_Materials provided_
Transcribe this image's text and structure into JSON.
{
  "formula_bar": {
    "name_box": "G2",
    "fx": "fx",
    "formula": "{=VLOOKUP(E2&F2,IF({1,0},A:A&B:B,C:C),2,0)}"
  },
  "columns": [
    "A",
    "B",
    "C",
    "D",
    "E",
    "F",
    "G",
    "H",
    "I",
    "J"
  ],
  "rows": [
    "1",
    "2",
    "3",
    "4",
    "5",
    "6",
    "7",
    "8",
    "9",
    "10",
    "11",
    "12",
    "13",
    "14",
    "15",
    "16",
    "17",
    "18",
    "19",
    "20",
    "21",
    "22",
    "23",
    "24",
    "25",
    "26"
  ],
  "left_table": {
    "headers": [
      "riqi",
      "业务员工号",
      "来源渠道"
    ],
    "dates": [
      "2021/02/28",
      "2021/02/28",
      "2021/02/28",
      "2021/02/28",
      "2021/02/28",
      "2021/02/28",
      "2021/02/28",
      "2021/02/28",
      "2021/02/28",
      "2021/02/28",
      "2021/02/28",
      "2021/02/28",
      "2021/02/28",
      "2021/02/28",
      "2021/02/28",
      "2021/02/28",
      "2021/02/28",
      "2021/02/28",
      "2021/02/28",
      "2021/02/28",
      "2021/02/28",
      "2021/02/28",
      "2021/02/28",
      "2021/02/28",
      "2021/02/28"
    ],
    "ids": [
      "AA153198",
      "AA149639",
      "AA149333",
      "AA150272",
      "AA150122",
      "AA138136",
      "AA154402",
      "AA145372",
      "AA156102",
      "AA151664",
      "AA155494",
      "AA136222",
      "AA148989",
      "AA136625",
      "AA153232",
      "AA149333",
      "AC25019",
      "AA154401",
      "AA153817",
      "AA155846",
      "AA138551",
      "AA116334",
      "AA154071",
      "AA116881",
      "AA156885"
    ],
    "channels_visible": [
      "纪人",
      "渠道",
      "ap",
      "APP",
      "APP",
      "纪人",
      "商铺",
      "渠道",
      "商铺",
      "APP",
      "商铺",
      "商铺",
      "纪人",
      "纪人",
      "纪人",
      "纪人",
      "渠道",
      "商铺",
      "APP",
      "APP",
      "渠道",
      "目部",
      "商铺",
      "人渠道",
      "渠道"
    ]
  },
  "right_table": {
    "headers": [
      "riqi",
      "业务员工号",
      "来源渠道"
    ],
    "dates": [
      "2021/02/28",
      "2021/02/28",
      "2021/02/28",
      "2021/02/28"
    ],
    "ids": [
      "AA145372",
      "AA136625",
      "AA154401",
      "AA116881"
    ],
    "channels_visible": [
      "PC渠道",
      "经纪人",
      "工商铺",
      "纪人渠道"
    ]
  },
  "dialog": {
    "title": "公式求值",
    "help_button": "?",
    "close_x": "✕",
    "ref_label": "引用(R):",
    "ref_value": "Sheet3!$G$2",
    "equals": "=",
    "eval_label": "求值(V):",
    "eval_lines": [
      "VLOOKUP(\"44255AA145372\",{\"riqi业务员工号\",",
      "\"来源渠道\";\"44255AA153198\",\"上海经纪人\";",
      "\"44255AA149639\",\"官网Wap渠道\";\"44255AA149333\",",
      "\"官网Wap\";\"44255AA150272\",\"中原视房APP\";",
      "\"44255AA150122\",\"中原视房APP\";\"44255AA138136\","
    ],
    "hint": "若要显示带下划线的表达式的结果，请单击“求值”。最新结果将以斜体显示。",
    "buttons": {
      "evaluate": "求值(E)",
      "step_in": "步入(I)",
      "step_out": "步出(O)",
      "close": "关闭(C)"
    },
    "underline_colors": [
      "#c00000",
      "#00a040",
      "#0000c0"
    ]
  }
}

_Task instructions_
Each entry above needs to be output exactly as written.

_Output_
Transcribe this image's text and structure into JSON.
{
  "formula_bar": {
    "name_box": "G2",
    "fx": "fx",
    "formula": "{=VLOOKUP(E2&F2,IF({1,0},A:A&B:B,C:C),2,0)}"
  },
  "columns": [
    "A",
    "B",
    "C",
    "D",
    "E",
    "F",
    "G",
    "H",
    "I",
    "J"
  ],
  "rows": [
    "1",
    "2",
    "3",
    "4",
    "5",
    "6",
    "7",
    "8",
    "9",
    "10",
    "11",
    "12",
    "13",
    "14",
    "15",
    "16",
    "17",
    "18",
    "19",
    "20",
    "21",
    "22",
    "23",
    "24",
    "25",
    "26"
  ],
  "left_table": {
    "headers": [
      "riqi",
      "业务员工号",
      "来源渠道"
    ],
    "dates": [
      "2021/02/28",
      "2021/02/28",
      "2021/02/28",
      "2021/02/28",
      "2021/02/28",
      "2021/02/28",
      "2021/02/28",
      "2021/02/28",
      "2021/02/28",
      "2021/02/28",
      "2021/02/28",
      "2021/02/28",
      "2021/02/28",
      "2021/02/28",
      "2021/02/28",
      "2021/02/28",
      "2021/02/28",
      "2021/02/28",
      "2021/02/28",
      "2021/02/28",
      "2021/02/28",
      "2021/02/28",
      "2021/02/28",
      "2021/02/28",
      "2021/02/28"
    ],
    "ids": [
      "AA153198",
      "AA149639",
      "AA149333",
      "AA150272",
      "AA150122",
      "AA138136",
      "AA154402",
      "AA145372",
      "AA156102",
      "AA151664",
      "AA155494",
      "AA136222",
      "AA148989",
      "AA136625",
      "AA153232",
      "AA149333",
      "AC25019",
      "AA154401",
      "AA153817",
      "AA155846",
      "AA138551",
      "AA116334",
      "AA154071",
      "AA116881",
      "AA156885"
    ],
    "channels_visible": [
      "纪人",
      "渠道",
      "ap",
      "APP",
      "APP",
      "纪人",
      "商铺",
      "渠道",
      "商铺",
      "APP",
      "商铺",
      "商铺",
      "纪人",
      "纪人",
      "纪人",
      "纪人",
      "渠道",
      "商铺",
      "APP",
      "APP",
      "渠道",
      "目部",
      "商铺",
      "人渠道",
      "渠道"
    ]
  },
  "right_table": {
    "headers": [
      "riqi",
      "业务员工号",
      "来源渠道"
    ],
    "dates": [
      "2021/02/28",
      "2021/02/28",
      "2021/02/28",
      "2021/02/28"
    ],
    "ids": [
      "AA145372",
      "AA136625",
      "AA154401",
      "AA116881"
    ],
    "channels_visible": [
      "PC渠道",
      "经纪人",
      "工商铺",
      "纪人渠道"
    ]
  },
  "dialog": {
    "title": "公式求值",
    "help_button": "?",
    "close_x": "✕",
    "ref_label": "引用(R):",
    "ref_value": "Sheet3!$G$2",
    "equals": "=",
    "eval_label": "求值(V):",
    "eval_lines": [
      "VLOOKUP(\"44255AA145372\",{\"riqi业务员工号\",",
      "\"来源渠道\";\"44255AA153198\",\"上海经纪人\";",
      "\"44255AA149639\",\"官网Wap渠道\";\"44255AA149333\",",
      "\"官网Wap\";\"44255AA150272\",\"中原视房APP\";",
      "\"44255AA150122\",\"中原视房APP\";\"44255AA138136\","
    ],
    "hint": "若要显示带下划线的表达式的结果，请单击“求值”。最新结果将以斜体显示。",
    "buttons": {
      "evaluate": "求值(E)",
      "step_in": "步入(I)",
      "step_out": "步出(O)",
      "close": "关闭(C)"
    },
    "underline_colors": [
      "#c00000",
      "#00a040",
      "#0000c0"
    ]
  }
}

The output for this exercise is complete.